→ EXERCISE: This exercise asks for a copy of each line in the records below with the word "heading" in it.

= = = =

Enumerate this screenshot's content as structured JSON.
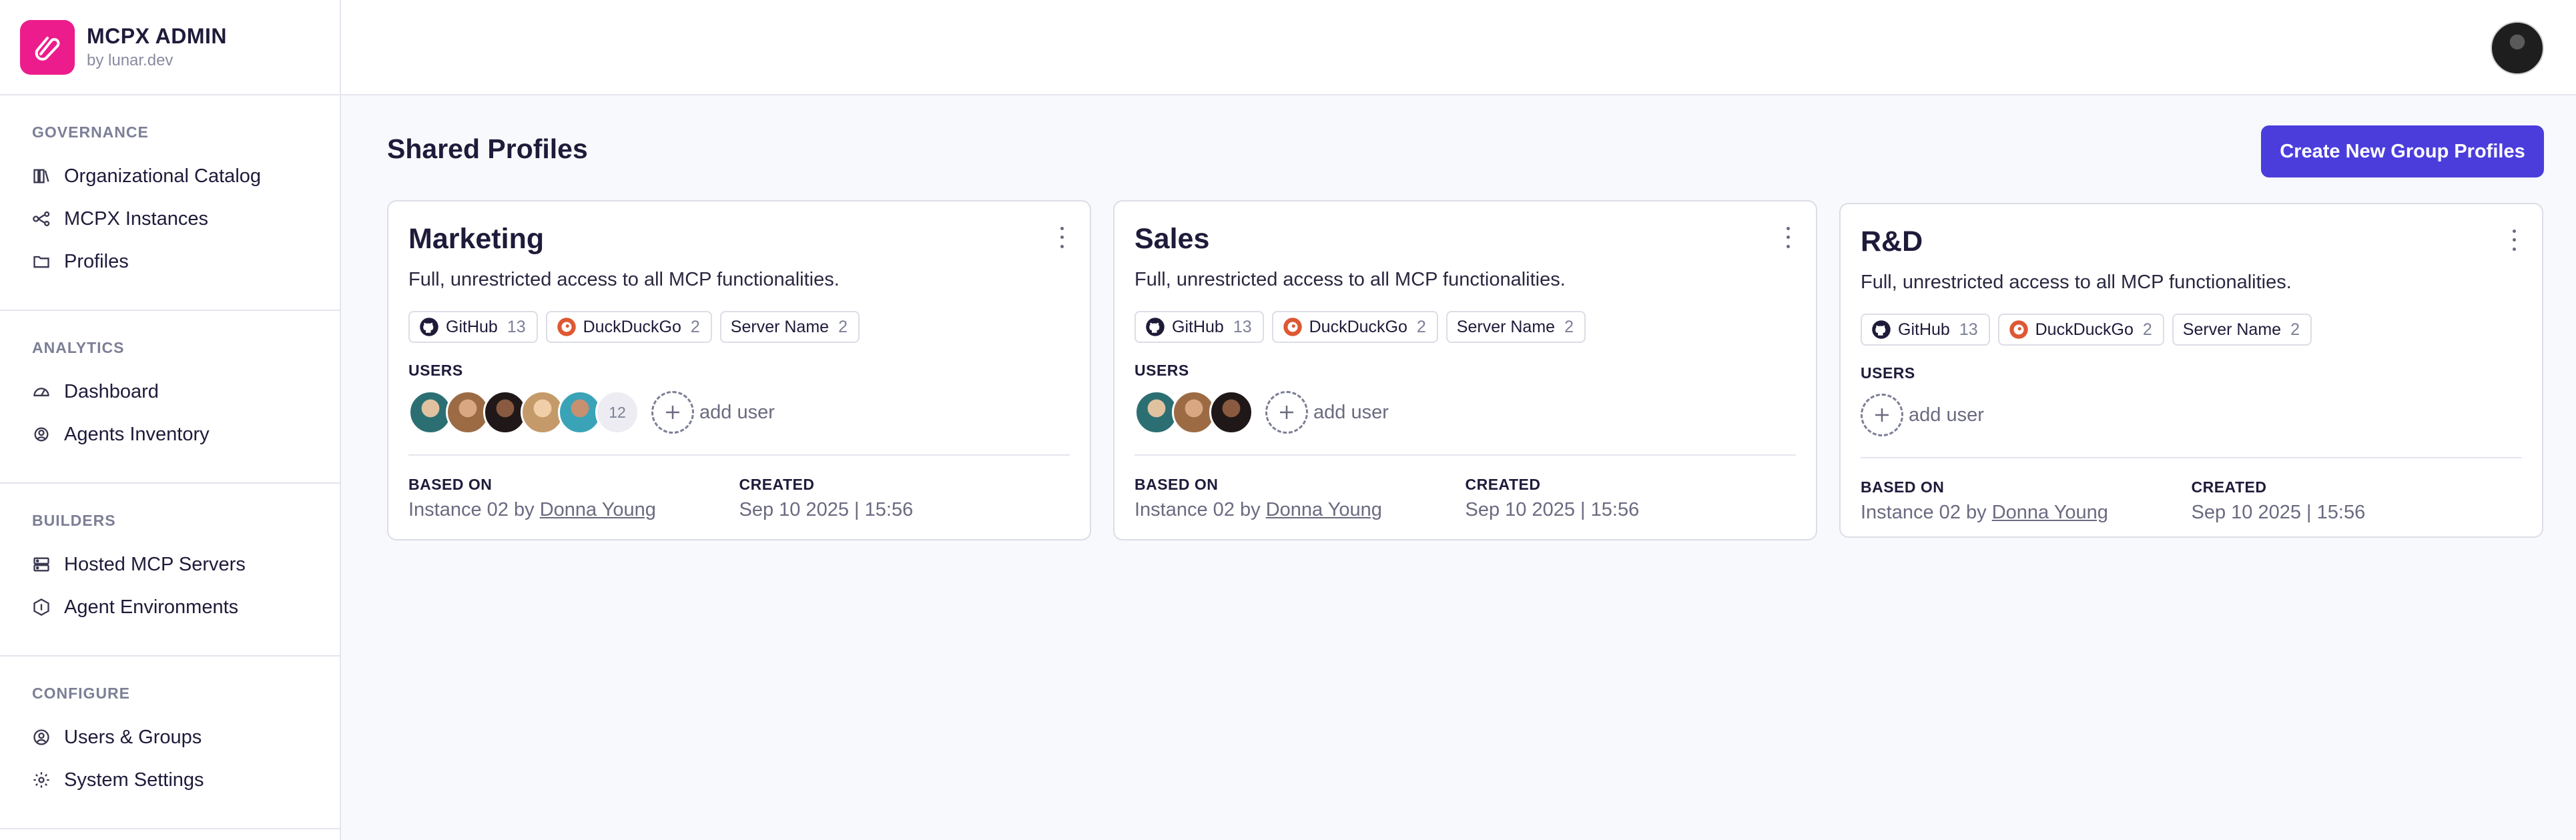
{
  "app": {
    "title": "MCPX ADMIN",
    "subtitle": "by lunar.dev",
    "brand_color": "#ec1c8c"
  },
  "sidebar": {
    "sections": [
      {
        "heading": "GOVERNANCE",
        "items": [
          {
            "label": "Organizational Catalog",
            "icon": "catalog-icon"
          },
          {
            "label": "MCPX Instances",
            "icon": "instances-icon"
          },
          {
            "label": "Profiles",
            "icon": "folder-icon"
          }
        ]
      },
      {
        "heading": "ANALYTICS",
        "items": [
          {
            "label": "Dashboard",
            "icon": "dashboard-icon"
          },
          {
            "label": "Agents Inventory",
            "icon": "agents-icon"
          }
        ]
      },
      {
        "heading": "BUILDERS",
        "items": [
          {
            "label": "Hosted MCP Servers",
            "icon": "servers-icon"
          },
          {
            "label": "Agent Environments",
            "icon": "environments-icon"
          }
        ]
      },
      {
        "heading": "CONFIGURE",
        "items": [
          {
            "label": "Users & Groups",
            "icon": "users-icon"
          },
          {
            "label": "System Settings",
            "icon": "gear-icon"
          }
        ]
      }
    ]
  },
  "main": {
    "title": "Shared Profiles",
    "create_button": "Create New Group Profiles",
    "accent_color": "#4b3ddc",
    "users_label": "USERS",
    "add_user_label": "add user",
    "based_on_label": "BASED ON",
    "created_label": "CREATED",
    "cards": [
      {
        "name": "Marketing",
        "description": "Full, unrestricted access to all MCP functionalities.",
        "servers": [
          {
            "name": "GitHub",
            "count": "13",
            "icon": "github-icon"
          },
          {
            "name": "DuckDuckGo",
            "count": "2",
            "icon": "duckduckgo-icon"
          },
          {
            "name": "Server Name",
            "count": "2",
            "icon": ""
          }
        ],
        "extra_users": "12",
        "based_on_prefix": "Instance 02 by",
        "based_on_author": "Donna Young",
        "created": "Sep 10 2025 | 15:56"
      },
      {
        "name": "Sales",
        "description": "Full, unrestricted access to all MCP functionalities.",
        "servers": [
          {
            "name": "GitHub",
            "count": "13",
            "icon": "github-icon"
          },
          {
            "name": "DuckDuckGo",
            "count": "2",
            "icon": "duckduckgo-icon"
          },
          {
            "name": "Server Name",
            "count": "2",
            "icon": ""
          }
        ],
        "based_on_prefix": "Instance 02 by",
        "based_on_author": "Donna Young",
        "created": "Sep 10 2025 | 15:56"
      },
      {
        "name": "R&D",
        "description": "Full, unrestricted access to all MCP functionalities.",
        "servers": [
          {
            "name": "GitHub",
            "count": "13",
            "icon": "github-icon"
          },
          {
            "name": "DuckDuckGo",
            "count": "2",
            "icon": "duckduckgo-icon"
          },
          {
            "name": "Server Name",
            "count": "2",
            "icon": ""
          }
        ],
        "based_on_prefix": "Instance 02 by",
        "based_on_author": "Donna Young",
        "created": "Sep 10 2025 | 15:56"
      }
    ]
  }
}
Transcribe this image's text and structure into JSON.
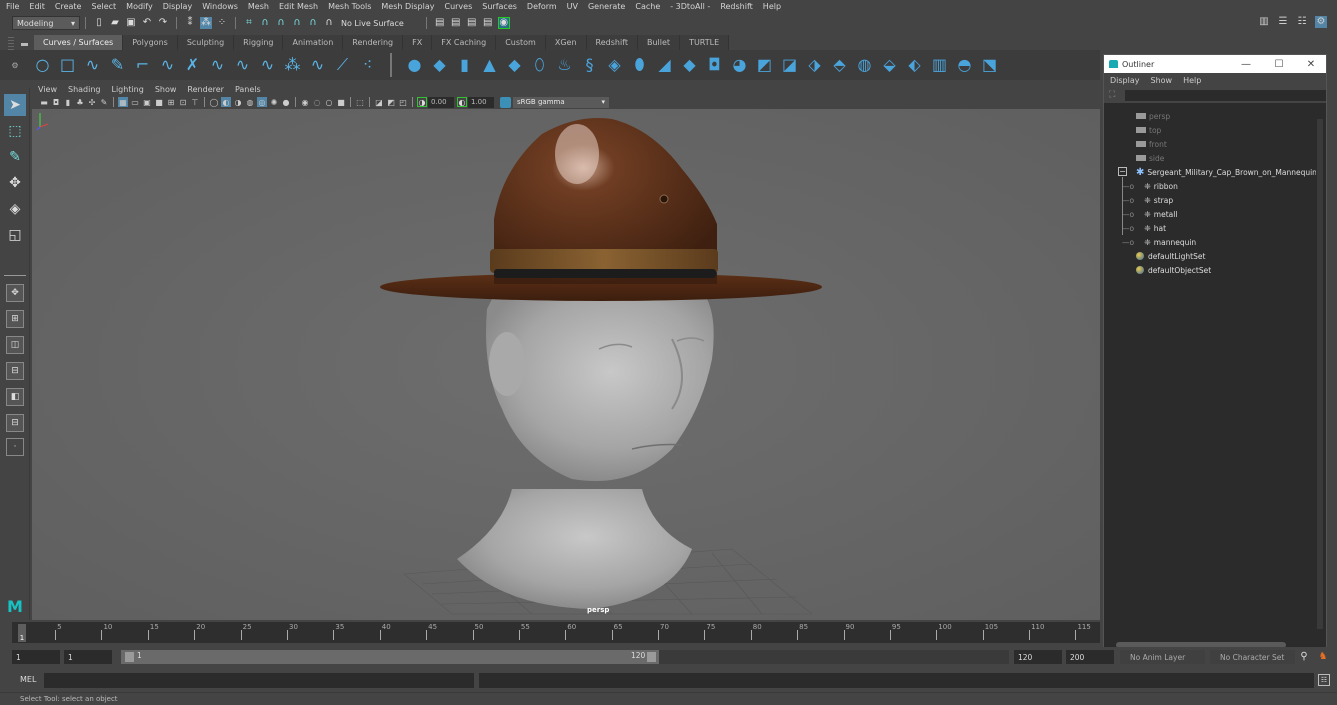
{
  "menubar": {
    "items": [
      "File",
      "Edit",
      "Create",
      "Select",
      "Modify",
      "Display",
      "Windows",
      "Mesh",
      "Edit Mesh",
      "Mesh Tools",
      "Mesh Display",
      "Curves",
      "Surfaces",
      "Deform",
      "UV",
      "Generate",
      "Cache",
      "- 3DtoAll -",
      "Redshift",
      "Help"
    ]
  },
  "statusline": {
    "mode": "Modeling",
    "live_surface": "No Live Surface",
    "icons": [
      "new-scene-icon",
      "open-scene-icon",
      "save-scene-icon",
      "undo-icon",
      "redo-icon",
      "select-hierarchy-icon",
      "select-object-icon",
      "select-component-icon",
      "snap-grid-icon",
      "snap-curve-icon",
      "snap-point-icon",
      "snap-view-plane-icon",
      "snap-live-icon",
      "make-live-icon",
      "render-view-icon",
      "render-frame-icon",
      "ipr-render-icon",
      "render-settings-icon",
      "hypershade-icon"
    ],
    "right_icons": [
      "modeling-toolkit-icon",
      "channel-box-icon",
      "attribute-editor-icon",
      "tool-settings-icon"
    ]
  },
  "shelf": {
    "tabs": [
      "Curves / Surfaces",
      "Polygons",
      "Sculpting",
      "Rigging",
      "Animation",
      "Rendering",
      "FX",
      "FX Caching",
      "Custom",
      "XGen",
      "Redshift",
      "Bullet",
      "TURTLE"
    ],
    "active_tab": "Curves / Surfaces",
    "curve_tools": [
      "○",
      "□",
      "∿",
      "✎",
      "⌐",
      "∿",
      "✗",
      "∿",
      "∿",
      "∿",
      "⁂",
      "∿",
      "⟋",
      "⁖"
    ],
    "surface_tools": [
      "●",
      "◆",
      "▮",
      "▲",
      "◆",
      "⬯",
      "♨",
      "§",
      "◈",
      "⬮",
      "◢",
      "◆",
      "◘",
      "◕",
      "◩",
      "◪",
      "⬗",
      "⬘",
      "◍",
      "⬙",
      "⬖",
      "▥",
      "◓",
      "⬔"
    ]
  },
  "toolbox": {
    "tools": [
      "select-tool",
      "lasso-tool",
      "paint-select-tool",
      "move-tool",
      "rotate-tool",
      "scale-tool"
    ],
    "layouts": [
      "single-pane-layout",
      "four-pane-layout",
      "two-pane-side-layout",
      "two-pane-stacked-layout",
      "three-pane-layout",
      "outliner-persp-layout",
      "custom-layout"
    ]
  },
  "viewport": {
    "menu": [
      "View",
      "Shading",
      "Lighting",
      "Show",
      "Renderer",
      "Panels"
    ],
    "exposure": "0.00",
    "gamma": "1.00",
    "color_space": "sRGB gamma",
    "camera_label": "persp"
  },
  "outliner": {
    "title": "Outliner",
    "menu": [
      "Display",
      "Show",
      "Help"
    ],
    "search_value": "",
    "items": [
      {
        "label": "persp",
        "type": "camera",
        "dim": true
      },
      {
        "label": "top",
        "type": "camera",
        "dim": true
      },
      {
        "label": "front",
        "type": "camera",
        "dim": true
      },
      {
        "label": "side",
        "type": "camera",
        "dim": true
      },
      {
        "label": "Sergeant_Military_Cap_Brown_on_Mannequin_",
        "type": "group",
        "expanded": true
      },
      {
        "label": "ribbon",
        "type": "mesh",
        "child": true
      },
      {
        "label": "strap",
        "type": "mesh",
        "child": true
      },
      {
        "label": "metall",
        "type": "mesh",
        "child": true
      },
      {
        "label": "hat",
        "type": "mesh",
        "child": true
      },
      {
        "label": "mannequin",
        "type": "mesh",
        "child": true
      },
      {
        "label": "defaultLightSet",
        "type": "set"
      },
      {
        "label": "defaultObjectSet",
        "type": "set"
      }
    ]
  },
  "timeslider": {
    "current_frame": "1",
    "ticks": [
      5,
      10,
      15,
      20,
      25,
      30,
      35,
      40,
      45,
      50,
      55,
      60,
      65,
      70,
      75,
      80,
      85,
      90,
      95,
      100,
      105,
      110,
      115
    ],
    "visible_start": 1,
    "visible_end": 117
  },
  "range": {
    "start_time": "1",
    "playback_start": "1",
    "range_start_label": "1",
    "range_end_label": "120",
    "playback_end": "120",
    "end_time": "200",
    "anim_layer": "No Anim Layer",
    "character_set": "No Character Set"
  },
  "cmdline": {
    "label": "MEL",
    "input_value": ""
  },
  "helpline": {
    "text": "Select Tool: select an object"
  }
}
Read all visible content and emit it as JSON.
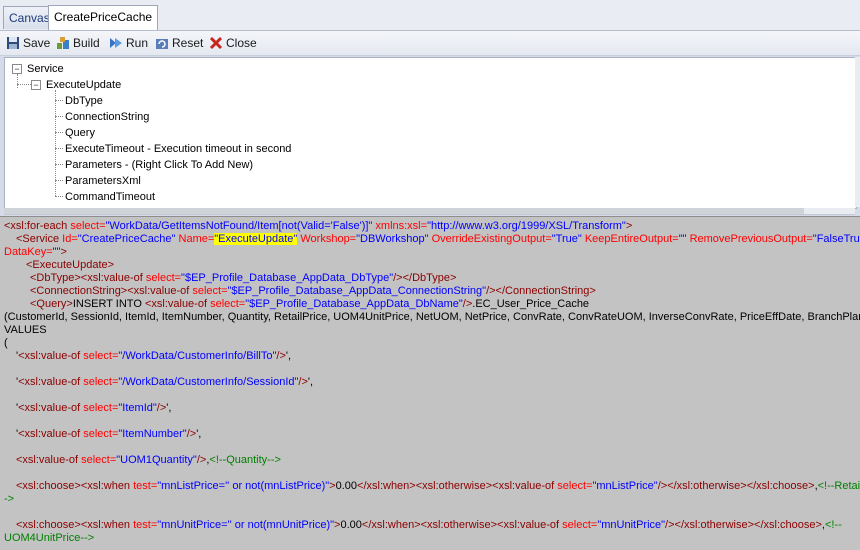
{
  "tabs": [
    "Canvas",
    "CreatePriceCache"
  ],
  "toolbar": {
    "save": "Save",
    "build": "Build",
    "run": "Run",
    "reset": "Reset",
    "close": "Close"
  },
  "tree": {
    "root": "Service",
    "child": "ExecuteUpdate",
    "leaves": [
      "DbType",
      "ConnectionString",
      "Query",
      "ExecuteTimeout - Execution timeout in second",
      "Parameters - (Right Click To Add New)",
      "ParametersXml",
      "CommandTimeout"
    ]
  },
  "code": {
    "l1": [
      "<xsl:for-each",
      " select=",
      "\"WorkData/GetItemsNotFound/Item[not(Valid='False')]\"",
      " xmlns:xsl=",
      "\"http://www.w3.org/1999/XSL/Transform\"",
      ">"
    ],
    "l2": [
      "<Service",
      " Id=",
      "\"CreatePriceCache\"",
      " Name=",
      "\"ExecuteUpdate\"",
      " Workshop=",
      "\"DBWorkshop\"",
      " OverrideExistingOutput=",
      "\"True\"",
      " KeepEntireOutput=",
      "\"\"",
      " RemovePreviousOutput=",
      "\"FalseTrue\""
    ],
    "l3": [
      "DataKey=",
      "\"\"",
      ">"
    ],
    "l4": "<ExecuteUpdate>",
    "l5": [
      "<DbType>",
      "<xsl:value-of",
      " select=",
      "\"$EP_Profile_Database_AppData_DbType\"",
      "/>",
      "</DbType>"
    ],
    "l6": [
      "<ConnectionString>",
      "<xsl:value-of",
      " select=",
      "\"$EP_Profile_Database_AppData_ConnectionString\"",
      "/>",
      "</ConnectionString>"
    ],
    "l7": [
      "<Query>",
      "INSERT INTO ",
      "<xsl:value-of",
      " select=",
      "\"$EP_Profile_Database_AppData_DbName\"",
      "/>",
      ".EC_User_Price_Cache"
    ],
    "l8": "(CustomerId, SessionId, ItemId, ItemNumber, Quantity, RetailPrice, UOM4UnitPrice, NetUOM, NetPrice, ConvRate, ConvRateUOM, InverseConvRate, PriceEffDate, BranchPlant)",
    "l9": "VALUES",
    "l10": "(",
    "l11": [
      "'",
      "<xsl:value-of",
      " select=",
      "\"/WorkData/CustomerInfo/BillTo\"",
      "/>",
      "',"
    ],
    "l12": [
      "'",
      "<xsl:value-of",
      " select=",
      "\"/WorkData/CustomerInfo/SessionId\"",
      "/>",
      "',"
    ],
    "l13": [
      "'",
      "<xsl:value-of",
      " select=",
      "\"ItemId\"",
      "/>",
      "',"
    ],
    "l14": [
      "'",
      "<xsl:value-of",
      " select=",
      "\"ItemNumber\"",
      "/>",
      "',"
    ],
    "l15": [
      "<xsl:value-of",
      " select=",
      "\"UOM1Quantity\"",
      "/>",
      ",",
      "<!--Quantity-->"
    ],
    "l16": [
      "<xsl:choose>",
      "<xsl:when",
      " test=",
      "\"mnListPrice='' or not(mnListPrice)\"",
      ">",
      "0.00",
      "</xsl:when>",
      "<xsl:otherwise>",
      "<xsl:value-of",
      " select=",
      "\"mnListPrice\"",
      "/>",
      "</xsl:otherwise>",
      "</xsl:choose>",
      ",",
      "<!--RetailPrice-"
    ],
    "l17": "->",
    "l18": [
      "<xsl:choose>",
      "<xsl:when",
      " test=",
      "\"mnUnitPrice='' or not(mnUnitPrice)\"",
      ">",
      "0.00",
      "</xsl:when>",
      "<xsl:otherwise>",
      "<xsl:value-of",
      " select=",
      "\"mnUnitPrice\"",
      "/>",
      "</xsl:otherwise>",
      "</xsl:choose>",
      ",",
      "<!--"
    ],
    "l19": "UOM4UnitPrice-->"
  },
  "colors": {
    "tag": "#8b0000",
    "attr": "#ff0000",
    "value": "#0000ff",
    "comment": "#008000",
    "highlight": "#ffff00"
  }
}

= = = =

→ RESPONSE AREA:
        "heading": "GOVERNANCE",
        "heading": "ANALYTICS",
        "heading": "BUILDERS",
        "heading": "CONFIGURE",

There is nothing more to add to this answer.